7.     You might want to get a coach and a mentor

There is something a coach and mentor have in common. They tell you what you need to hear and not what you want to hear and that why you need them. They are able to bring a different perspective usually from a higher plane of knowledge and understanding. They are able to intuitively figure out what’s missing and what needs to be avoided. Go for either, and if you can afford to go for both.

 

8.     Learn to deal with performance slumps

On your path to expertise, you might soon realise that you would not always see a direct correlation between your input and output [result]. Sometimes it actually feels like you are wasting your time because you would wind up with no improvement in your performance. While at other times, results just jump at your face giving you those thrilling Eureka moments.  To get far with your quest for expertise you must be emotionally prepared to handle those slump moments. You must have the wisdom to keep pushing against all odds because you are not alone in this. Many that travelled this path have had similar experiences. Have you been there before? I have.

 

9.     Talk to everyone

Don’t forget to ask other experts their source of information-what they read to stay abreast of issues affecting your area of interest or Industry. This is important because your value would depend on your source. Talk to as many people you can in your area-experts and common folks alike. Leave no stones unturned.  Ask a lot of questions, get feedback. Some of these people know what’s most recent. What works and what don’t; what matters and what doesn’t. They are a goldmine, never ignore them.

 

10.   Exploit the power of visualization and imagery

Focus on your intended outcomes. Think them through and they would help you in those slump moments. Practice seeing yourself in the future you desire. Create a detailed schematic of what you desire and then think it through or visualize it over and over again engaging all of your senses. Imagining youself in the future you desire would make light all the sacrifice you need to make to get there.

 

11.   Please and please…be consistent

Stay focussed. Concentrate! Nothing sabotages the pursuit of expertise as much as lack of focus. You might choose to refine your objectives but remain committed to the basics.

 

12.   Teach a class, write a book, offer expert opinion

No body cares who you are until they know what you can do. So look for opportunities to let people know what it is you can do.

 

13.   Build a network

You would need to network with people in your area of interest. Join industry groups, register with trade associations, attend social and professional functions, get to know people and do it deliberately. Never wait for people to seek you out, go for them. An extensive network of contacts would be invaluable when you get stuck. With a network of contacts there is always someone to ask a question, get materials from or run difficult projects with. Always remember that interdependence is of higher value than independence.

 

14.   Keep Improving

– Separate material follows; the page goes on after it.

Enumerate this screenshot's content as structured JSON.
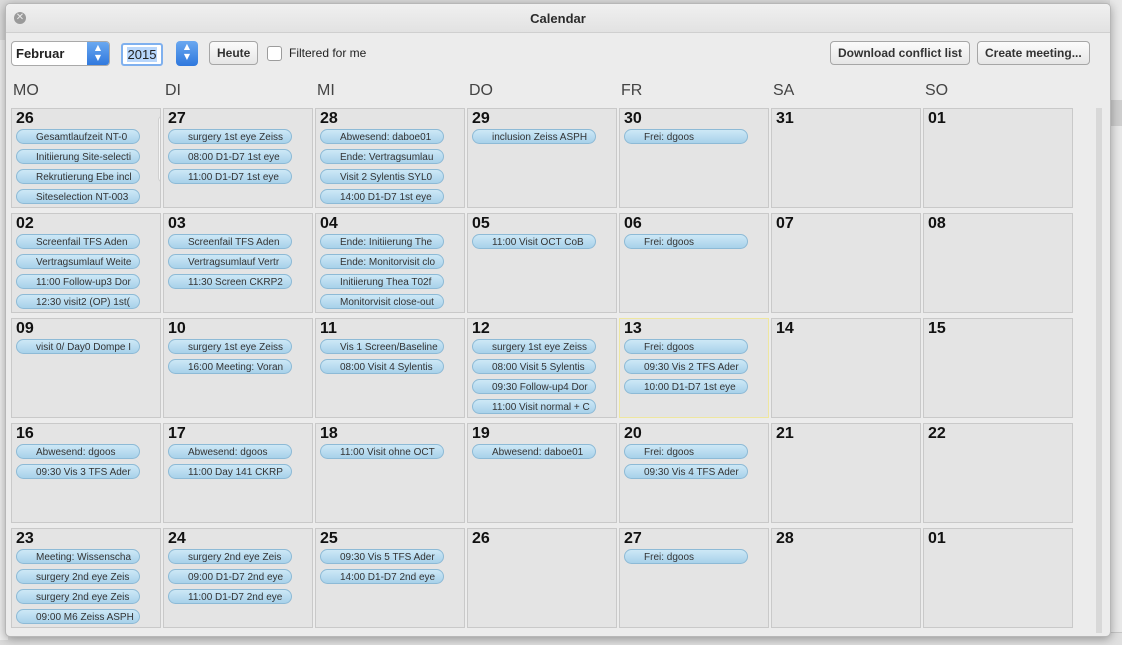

There is no such thing as having arrived. If you do not keep improving you would most certainly be left behind because the world is moving at a terrific speed-things are changing very fast. The value of current information depreciates with time, so to stay relevant you must keep abreast of facts in your area of interest- whatever it is.

 

There would always be someone that knows more than you do. But

 

But then how do you know when you become an expert?   Is there a line we suddenly cross or is there a-certain “eureka” experience we have?  Well, there is no such thing because the search for expertise is a journey and not a destination. But when you begin to come close to the experience, you will soon realise that your instincts/judgements are more correct, you begin to take on problems in a more confident manner, people begin to listen to what you say, you begin to get rewarded for putting relatively smaller effort and life just becomes different.